When it comes to the AF system, the V1 distinguishes itself by adopting a hybrid, ingenious combination of phase and contrast detection, which proves a very flexible and effective approach to focusing. The 73-point phase detection option is the fastest of the two and does an excellent job at keeping track of moving subjects while the 135-point contrast one is just the perfect solution for still subjects in difficult lighting conditions, traditionally a sticky point for this class of camera.
Another nod at the enthusiast photographer is the unusual dual shutter release sported by the V1. This unconventional camera gives you a choice of a mechanical or electronic release, where the former allows you to sync at high shutter speeds of up to 1/250th of a second but limits the continuous shooting speed to 4fps whilst the latter, indicated in all other shooting situations, supports silent operation and full shooting speeds.

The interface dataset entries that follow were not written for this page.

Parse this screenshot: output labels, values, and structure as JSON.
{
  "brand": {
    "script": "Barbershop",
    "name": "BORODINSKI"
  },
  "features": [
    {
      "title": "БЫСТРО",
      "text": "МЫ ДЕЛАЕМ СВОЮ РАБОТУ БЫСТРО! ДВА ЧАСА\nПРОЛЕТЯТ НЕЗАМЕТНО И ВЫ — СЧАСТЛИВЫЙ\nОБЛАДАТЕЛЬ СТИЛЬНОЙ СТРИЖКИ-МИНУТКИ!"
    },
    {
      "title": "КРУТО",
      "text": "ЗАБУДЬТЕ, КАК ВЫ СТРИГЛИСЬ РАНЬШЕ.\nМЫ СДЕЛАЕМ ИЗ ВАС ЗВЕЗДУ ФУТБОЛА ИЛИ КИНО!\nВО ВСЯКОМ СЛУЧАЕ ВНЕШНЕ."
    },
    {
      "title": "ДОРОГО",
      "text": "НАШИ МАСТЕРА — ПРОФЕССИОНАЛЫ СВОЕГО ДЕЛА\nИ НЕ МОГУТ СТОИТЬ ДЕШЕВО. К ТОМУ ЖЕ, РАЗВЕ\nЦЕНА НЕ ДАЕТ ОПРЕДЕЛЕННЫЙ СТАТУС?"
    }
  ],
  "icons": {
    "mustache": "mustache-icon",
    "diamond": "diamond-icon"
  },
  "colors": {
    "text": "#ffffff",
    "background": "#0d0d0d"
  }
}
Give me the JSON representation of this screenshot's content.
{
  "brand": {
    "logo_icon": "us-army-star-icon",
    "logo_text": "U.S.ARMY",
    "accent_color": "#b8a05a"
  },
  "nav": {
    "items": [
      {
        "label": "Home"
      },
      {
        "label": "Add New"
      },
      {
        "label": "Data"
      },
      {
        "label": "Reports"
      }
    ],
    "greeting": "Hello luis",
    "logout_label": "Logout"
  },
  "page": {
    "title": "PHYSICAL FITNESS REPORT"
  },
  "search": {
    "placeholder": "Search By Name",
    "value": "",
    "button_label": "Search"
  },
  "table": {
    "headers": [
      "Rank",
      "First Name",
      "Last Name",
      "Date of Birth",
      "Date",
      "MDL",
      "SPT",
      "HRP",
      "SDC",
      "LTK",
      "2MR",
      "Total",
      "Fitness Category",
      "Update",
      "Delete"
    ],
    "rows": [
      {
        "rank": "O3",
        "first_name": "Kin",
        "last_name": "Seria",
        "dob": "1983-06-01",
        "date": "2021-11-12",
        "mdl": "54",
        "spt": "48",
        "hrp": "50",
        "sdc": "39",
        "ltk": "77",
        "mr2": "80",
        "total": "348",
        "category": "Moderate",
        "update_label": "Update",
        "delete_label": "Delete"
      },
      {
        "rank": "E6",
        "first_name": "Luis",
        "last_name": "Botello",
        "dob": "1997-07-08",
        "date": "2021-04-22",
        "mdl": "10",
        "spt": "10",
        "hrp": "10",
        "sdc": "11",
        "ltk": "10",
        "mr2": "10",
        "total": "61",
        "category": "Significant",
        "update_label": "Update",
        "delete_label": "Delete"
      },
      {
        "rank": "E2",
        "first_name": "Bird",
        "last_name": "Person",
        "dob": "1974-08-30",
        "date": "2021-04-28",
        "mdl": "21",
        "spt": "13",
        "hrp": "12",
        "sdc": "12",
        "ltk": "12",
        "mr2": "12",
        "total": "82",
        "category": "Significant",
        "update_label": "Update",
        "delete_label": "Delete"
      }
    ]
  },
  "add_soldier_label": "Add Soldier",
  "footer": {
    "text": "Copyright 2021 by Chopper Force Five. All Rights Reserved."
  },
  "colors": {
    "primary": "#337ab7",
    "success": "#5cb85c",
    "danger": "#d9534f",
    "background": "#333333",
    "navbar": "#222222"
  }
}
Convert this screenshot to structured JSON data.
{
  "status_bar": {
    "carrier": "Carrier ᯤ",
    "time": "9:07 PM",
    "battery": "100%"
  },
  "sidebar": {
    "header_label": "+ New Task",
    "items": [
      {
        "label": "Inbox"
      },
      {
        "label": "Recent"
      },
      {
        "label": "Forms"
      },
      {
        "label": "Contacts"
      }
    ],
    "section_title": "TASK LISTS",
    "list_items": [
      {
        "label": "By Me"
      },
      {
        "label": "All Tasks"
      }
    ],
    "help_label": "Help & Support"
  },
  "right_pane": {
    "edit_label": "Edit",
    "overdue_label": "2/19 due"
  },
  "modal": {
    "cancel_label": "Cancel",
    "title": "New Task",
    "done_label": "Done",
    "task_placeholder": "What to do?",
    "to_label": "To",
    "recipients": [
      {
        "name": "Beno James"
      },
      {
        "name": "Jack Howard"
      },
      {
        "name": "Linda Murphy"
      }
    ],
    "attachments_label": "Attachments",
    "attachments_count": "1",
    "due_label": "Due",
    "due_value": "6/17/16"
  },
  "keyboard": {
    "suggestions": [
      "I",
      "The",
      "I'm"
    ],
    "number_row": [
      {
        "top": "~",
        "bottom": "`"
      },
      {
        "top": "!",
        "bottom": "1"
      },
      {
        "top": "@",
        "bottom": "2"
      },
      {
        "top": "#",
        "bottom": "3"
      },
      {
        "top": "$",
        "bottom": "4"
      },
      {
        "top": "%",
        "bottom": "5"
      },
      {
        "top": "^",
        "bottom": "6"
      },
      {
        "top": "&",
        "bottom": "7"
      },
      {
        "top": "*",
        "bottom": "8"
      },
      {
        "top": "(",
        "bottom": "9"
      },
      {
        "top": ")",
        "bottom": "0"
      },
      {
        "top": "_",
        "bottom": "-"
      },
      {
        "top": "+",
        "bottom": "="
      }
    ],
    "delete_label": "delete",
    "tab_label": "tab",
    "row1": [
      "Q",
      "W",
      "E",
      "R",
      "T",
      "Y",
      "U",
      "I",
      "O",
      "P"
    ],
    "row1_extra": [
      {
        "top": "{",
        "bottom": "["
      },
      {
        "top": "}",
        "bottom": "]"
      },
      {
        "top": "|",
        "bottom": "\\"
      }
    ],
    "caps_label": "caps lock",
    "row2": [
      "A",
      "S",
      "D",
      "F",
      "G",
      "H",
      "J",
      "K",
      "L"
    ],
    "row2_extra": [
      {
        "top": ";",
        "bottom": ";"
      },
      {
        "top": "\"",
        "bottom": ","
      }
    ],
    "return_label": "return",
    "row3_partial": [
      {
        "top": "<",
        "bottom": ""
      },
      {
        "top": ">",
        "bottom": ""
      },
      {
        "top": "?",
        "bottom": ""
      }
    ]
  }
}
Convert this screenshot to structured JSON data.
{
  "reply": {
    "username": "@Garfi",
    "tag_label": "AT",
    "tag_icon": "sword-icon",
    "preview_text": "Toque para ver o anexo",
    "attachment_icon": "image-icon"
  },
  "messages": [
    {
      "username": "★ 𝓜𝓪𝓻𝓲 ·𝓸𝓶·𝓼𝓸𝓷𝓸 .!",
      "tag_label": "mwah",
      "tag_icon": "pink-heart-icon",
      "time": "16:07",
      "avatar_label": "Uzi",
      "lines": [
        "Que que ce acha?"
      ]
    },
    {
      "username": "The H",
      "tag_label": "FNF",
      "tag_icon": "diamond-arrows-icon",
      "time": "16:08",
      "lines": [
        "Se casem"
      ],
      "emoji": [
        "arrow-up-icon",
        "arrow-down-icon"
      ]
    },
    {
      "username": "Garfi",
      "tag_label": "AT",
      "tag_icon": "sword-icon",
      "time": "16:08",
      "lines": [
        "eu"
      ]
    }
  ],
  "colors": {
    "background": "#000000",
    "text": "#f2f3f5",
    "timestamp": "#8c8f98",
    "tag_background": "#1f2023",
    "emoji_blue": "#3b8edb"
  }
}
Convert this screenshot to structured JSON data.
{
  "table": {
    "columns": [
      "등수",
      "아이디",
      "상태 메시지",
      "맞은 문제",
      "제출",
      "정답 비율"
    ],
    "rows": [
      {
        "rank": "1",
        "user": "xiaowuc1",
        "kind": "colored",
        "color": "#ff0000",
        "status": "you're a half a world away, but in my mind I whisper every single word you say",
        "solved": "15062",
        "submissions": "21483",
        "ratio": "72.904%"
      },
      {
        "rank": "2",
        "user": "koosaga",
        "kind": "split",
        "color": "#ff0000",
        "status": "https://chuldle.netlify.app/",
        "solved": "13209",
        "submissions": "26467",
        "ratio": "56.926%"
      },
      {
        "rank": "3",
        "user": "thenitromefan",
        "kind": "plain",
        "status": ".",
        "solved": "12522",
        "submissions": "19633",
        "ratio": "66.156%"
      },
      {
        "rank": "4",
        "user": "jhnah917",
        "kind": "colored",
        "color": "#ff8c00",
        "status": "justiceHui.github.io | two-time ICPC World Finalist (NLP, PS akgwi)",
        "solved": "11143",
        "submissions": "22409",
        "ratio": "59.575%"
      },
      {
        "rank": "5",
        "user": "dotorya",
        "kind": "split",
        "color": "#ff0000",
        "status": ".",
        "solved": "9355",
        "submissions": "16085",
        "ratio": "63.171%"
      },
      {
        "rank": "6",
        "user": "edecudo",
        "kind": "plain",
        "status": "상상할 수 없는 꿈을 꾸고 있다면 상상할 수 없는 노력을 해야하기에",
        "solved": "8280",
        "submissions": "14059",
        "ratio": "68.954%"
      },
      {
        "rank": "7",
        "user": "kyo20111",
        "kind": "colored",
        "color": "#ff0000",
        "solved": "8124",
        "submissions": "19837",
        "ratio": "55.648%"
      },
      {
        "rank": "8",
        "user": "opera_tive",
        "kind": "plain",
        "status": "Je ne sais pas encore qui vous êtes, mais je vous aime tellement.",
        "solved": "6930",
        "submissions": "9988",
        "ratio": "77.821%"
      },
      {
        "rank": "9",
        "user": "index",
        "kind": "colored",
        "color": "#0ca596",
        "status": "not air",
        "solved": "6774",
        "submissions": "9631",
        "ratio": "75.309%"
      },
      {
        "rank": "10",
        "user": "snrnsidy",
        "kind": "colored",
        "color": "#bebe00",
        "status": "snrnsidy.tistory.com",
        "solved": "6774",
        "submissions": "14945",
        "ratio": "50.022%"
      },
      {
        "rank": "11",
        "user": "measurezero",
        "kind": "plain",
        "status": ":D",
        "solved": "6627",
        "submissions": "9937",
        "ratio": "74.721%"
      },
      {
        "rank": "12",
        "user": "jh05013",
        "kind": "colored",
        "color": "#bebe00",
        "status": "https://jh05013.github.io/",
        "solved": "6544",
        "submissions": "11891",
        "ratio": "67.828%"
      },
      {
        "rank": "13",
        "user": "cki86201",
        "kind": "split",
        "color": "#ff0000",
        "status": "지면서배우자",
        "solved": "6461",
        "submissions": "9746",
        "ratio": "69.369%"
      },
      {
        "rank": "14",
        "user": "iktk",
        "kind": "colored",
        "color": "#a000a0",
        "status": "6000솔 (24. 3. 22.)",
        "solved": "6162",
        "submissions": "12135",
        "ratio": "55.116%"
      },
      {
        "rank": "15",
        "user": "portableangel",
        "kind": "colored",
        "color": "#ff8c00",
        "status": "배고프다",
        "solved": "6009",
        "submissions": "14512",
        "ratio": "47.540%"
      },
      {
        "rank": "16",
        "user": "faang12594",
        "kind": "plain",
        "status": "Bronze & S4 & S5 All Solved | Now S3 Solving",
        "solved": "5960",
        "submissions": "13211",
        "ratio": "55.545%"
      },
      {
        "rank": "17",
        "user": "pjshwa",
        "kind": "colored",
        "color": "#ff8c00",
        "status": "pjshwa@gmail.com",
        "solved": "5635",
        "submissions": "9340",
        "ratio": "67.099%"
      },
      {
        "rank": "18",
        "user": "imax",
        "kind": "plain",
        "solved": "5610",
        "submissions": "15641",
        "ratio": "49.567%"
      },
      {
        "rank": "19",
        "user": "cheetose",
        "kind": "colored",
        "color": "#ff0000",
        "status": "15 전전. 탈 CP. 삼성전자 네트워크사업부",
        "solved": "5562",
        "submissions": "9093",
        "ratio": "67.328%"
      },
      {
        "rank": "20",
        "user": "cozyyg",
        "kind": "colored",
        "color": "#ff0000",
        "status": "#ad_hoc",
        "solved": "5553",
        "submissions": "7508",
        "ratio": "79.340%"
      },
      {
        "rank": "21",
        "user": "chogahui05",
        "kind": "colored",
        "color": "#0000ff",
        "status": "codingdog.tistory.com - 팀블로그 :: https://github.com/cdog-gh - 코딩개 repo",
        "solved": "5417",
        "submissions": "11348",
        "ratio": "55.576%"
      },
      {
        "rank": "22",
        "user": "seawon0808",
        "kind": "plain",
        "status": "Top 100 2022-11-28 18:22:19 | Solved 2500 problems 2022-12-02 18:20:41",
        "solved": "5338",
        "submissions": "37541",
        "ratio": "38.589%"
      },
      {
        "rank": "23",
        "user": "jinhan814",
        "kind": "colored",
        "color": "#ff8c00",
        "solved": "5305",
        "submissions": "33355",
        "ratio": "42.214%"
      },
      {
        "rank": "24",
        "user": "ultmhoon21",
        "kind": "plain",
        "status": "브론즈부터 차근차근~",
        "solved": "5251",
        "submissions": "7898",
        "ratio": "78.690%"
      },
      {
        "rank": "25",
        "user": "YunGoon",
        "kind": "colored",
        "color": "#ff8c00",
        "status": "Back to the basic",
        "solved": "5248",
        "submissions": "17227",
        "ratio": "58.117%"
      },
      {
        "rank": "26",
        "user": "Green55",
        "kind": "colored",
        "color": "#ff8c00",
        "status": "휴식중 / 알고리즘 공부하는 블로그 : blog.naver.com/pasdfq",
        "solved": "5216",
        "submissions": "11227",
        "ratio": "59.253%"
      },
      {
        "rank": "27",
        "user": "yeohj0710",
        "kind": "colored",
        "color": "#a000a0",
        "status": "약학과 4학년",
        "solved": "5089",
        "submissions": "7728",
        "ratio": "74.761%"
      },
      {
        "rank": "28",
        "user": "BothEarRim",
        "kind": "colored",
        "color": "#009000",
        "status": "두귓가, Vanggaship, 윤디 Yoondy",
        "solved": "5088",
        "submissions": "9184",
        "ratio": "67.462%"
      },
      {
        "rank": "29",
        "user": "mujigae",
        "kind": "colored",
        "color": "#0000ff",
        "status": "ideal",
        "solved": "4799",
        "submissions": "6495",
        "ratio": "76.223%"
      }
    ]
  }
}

In line with its minimalist approach the V1 refrains from offering any sort of funky feature or special effect, the only exception being a rather strange and pointless Motion Snapshot mode, where the camera records on the buffer a 1 second movie clip to a pre-selected musical tune immediately before registering the still image and can, if desired, combine the two into a slow-motion and odd-looking video.
No fun filter effects on-board, this model takes itself far more seriously than its J1 sibling
In terms of image quality the V1 produces some of the finest and more detailed pictures I’ve seen in the CSC range, with very natural-looking colours, perfectly balanced exposure and an impressive dynamic range despite the smaller sensor. Noise performance is also very good, although some grain starts to appear at ISO 800 and becomes a bit more evident at ISO 1600 and ISO 3200 but both sensitivities are still perfectly usable.
Next page: Wide-eyed
That is a lot of wedge... Better off with the Sony Nex-5 for half that price
At least this review is by a professional photographer, so I don't feel quite so bad that the sample shots she's just tossed off for a review put anything I do to shame.
Great, you can stick a big and expensive lens on a small body and have terrible handling. No thank you.
This camera and the J1 has all the symptoms of a company fighting within itself. It wants people to keep buying its money cow SLR's, however people looking to upgrade from a compact are going to the 4/3 choice rather than DSLR's. Solution make a 4/3 compact but don't give it the features of your DSLR.
This feels like a choice by marketing dressed up as a technology choice. History has show this to be a short sighted decision. For a camera this price it should have had every technology that Nikon has going.
Why do people always talk such pish about sensor size ? There have been compacts with full size SLR style sensors that sucked because there is so much more to picture quality than sensor size. The reviewer of this camera is a pro photographer. If the photo quality sucked from this camera I think he would have mentioned it.